++++ Exercise materials
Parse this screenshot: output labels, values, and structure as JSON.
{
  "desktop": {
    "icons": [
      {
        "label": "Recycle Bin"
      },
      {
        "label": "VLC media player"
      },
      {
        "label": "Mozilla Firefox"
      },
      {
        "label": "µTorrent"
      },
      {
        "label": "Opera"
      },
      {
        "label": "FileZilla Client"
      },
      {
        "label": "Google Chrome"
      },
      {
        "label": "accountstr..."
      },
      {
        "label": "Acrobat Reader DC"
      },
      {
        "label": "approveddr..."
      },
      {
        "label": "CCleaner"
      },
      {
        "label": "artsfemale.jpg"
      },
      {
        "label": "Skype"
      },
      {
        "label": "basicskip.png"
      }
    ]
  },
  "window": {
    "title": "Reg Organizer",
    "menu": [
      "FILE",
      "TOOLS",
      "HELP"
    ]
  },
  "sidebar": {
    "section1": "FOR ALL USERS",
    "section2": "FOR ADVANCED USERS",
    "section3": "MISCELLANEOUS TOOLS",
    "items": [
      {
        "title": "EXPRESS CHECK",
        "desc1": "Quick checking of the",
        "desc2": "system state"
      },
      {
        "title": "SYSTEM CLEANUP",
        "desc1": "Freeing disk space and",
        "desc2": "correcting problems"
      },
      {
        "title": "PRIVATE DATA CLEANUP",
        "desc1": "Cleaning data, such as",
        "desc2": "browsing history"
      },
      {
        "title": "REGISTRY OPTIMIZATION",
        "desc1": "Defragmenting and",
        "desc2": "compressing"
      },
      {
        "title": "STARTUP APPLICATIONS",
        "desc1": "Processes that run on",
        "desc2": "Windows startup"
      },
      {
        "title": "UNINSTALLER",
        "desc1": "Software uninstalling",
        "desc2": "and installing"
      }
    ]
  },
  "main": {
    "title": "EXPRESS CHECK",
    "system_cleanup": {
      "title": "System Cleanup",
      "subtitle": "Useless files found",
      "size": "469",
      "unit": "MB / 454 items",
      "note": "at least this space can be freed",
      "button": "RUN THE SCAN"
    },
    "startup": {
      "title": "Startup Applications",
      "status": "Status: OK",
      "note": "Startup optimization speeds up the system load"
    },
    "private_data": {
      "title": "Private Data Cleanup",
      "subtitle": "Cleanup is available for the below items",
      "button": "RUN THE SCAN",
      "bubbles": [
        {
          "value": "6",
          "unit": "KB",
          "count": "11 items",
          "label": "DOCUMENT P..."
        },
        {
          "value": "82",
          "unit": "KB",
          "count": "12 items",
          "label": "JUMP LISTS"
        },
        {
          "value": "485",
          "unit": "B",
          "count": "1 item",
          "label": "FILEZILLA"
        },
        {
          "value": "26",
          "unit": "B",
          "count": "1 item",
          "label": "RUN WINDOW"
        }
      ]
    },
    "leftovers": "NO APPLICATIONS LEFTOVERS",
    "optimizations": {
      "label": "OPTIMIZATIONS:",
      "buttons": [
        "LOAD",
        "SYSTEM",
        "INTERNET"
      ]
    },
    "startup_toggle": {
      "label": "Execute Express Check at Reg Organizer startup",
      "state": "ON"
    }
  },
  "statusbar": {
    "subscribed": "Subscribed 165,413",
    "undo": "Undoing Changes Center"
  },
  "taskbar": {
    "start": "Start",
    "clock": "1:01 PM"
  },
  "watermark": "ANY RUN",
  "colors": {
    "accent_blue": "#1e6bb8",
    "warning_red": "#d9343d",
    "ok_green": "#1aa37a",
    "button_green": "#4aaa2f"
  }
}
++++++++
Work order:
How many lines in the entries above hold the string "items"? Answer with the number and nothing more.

Answer section:
5